▶ **INSTRUCTIONS FOR THE TASK**
Identify each line in the records below that contains the word "true", and copy it.

▶ **DATA TO EXAMINE**
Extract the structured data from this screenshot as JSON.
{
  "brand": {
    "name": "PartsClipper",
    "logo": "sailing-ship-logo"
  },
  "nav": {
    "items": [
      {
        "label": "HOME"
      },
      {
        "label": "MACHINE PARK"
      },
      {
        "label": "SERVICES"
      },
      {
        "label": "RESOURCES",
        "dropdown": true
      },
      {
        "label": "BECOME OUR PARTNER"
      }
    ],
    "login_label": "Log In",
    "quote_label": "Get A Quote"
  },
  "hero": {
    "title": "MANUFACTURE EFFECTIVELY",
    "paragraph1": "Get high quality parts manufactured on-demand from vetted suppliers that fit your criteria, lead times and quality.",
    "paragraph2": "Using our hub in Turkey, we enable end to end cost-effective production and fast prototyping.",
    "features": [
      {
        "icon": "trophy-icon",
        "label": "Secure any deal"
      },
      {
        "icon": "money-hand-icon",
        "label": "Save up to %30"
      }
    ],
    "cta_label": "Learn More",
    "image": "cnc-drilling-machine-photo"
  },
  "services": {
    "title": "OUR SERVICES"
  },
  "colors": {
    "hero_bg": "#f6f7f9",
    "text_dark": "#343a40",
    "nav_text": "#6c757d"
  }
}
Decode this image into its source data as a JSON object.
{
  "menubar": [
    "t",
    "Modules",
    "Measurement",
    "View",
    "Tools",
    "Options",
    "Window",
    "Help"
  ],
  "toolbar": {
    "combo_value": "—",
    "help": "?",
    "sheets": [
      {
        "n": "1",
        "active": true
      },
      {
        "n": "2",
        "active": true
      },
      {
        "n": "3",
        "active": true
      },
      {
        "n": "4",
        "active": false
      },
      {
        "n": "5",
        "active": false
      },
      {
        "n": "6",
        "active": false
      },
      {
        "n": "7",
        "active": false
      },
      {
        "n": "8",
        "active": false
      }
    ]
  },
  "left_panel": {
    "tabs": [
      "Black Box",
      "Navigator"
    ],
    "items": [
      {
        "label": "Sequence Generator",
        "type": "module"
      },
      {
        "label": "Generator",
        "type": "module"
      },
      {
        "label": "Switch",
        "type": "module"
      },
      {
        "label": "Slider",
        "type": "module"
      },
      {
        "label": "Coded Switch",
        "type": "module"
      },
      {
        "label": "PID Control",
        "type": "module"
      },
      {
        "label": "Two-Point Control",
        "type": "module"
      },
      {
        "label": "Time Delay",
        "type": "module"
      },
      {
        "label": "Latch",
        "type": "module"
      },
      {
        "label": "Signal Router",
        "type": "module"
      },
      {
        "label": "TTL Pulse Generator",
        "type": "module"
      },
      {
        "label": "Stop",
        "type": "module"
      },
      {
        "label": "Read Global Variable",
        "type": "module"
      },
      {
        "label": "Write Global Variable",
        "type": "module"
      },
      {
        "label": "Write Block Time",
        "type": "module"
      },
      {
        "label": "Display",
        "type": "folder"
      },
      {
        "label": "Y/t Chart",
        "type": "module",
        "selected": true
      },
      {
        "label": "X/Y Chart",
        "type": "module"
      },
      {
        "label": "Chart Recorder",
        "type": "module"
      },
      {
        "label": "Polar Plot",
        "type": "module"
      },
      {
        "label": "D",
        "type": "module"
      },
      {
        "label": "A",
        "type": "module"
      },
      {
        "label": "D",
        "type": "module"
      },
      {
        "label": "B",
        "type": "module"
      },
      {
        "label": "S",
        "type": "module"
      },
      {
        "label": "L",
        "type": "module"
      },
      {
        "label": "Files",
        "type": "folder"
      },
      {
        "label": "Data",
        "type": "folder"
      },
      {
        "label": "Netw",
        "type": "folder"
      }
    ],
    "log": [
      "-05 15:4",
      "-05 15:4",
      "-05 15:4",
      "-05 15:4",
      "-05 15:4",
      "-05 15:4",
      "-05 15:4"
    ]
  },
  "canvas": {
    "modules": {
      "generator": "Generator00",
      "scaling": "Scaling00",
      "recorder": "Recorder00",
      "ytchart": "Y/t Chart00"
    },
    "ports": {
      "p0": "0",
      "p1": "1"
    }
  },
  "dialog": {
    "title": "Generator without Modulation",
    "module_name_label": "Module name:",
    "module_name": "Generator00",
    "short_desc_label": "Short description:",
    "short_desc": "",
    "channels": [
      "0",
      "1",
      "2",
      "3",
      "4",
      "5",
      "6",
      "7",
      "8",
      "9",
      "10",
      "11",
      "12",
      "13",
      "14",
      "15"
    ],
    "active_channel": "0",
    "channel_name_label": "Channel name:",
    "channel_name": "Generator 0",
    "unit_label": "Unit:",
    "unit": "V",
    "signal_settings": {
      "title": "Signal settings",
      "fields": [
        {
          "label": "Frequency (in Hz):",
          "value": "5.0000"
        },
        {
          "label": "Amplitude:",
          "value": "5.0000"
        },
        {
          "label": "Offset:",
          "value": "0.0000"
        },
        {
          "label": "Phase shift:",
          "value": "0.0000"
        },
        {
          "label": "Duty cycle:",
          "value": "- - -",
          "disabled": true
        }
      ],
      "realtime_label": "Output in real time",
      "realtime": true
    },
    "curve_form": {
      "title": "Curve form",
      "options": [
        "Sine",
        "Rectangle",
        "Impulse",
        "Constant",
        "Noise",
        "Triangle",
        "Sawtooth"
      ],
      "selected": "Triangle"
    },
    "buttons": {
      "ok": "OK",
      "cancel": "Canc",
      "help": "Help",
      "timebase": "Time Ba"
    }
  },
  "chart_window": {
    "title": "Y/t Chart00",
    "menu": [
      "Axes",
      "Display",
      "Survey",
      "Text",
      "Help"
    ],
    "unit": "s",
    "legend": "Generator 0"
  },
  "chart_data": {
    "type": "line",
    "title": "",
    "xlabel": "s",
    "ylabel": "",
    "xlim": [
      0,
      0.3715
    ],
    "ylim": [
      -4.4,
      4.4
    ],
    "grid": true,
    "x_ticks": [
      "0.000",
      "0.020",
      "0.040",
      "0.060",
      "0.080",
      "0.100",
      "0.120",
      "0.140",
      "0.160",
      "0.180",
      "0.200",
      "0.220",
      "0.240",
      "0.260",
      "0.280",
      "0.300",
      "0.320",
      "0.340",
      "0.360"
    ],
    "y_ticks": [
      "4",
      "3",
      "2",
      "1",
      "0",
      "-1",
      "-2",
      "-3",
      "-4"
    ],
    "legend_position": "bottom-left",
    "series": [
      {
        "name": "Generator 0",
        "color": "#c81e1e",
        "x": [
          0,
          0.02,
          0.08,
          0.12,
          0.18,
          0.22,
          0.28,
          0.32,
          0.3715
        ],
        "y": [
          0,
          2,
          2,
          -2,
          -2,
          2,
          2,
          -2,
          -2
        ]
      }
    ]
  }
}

▶ **SOLUTION FOR THIS TASK**
        "dropdown": true
        "active": true
        "active": true
        "active": true
        "selected": true
          "disabled": true
      "realtime": true
    "grid": true,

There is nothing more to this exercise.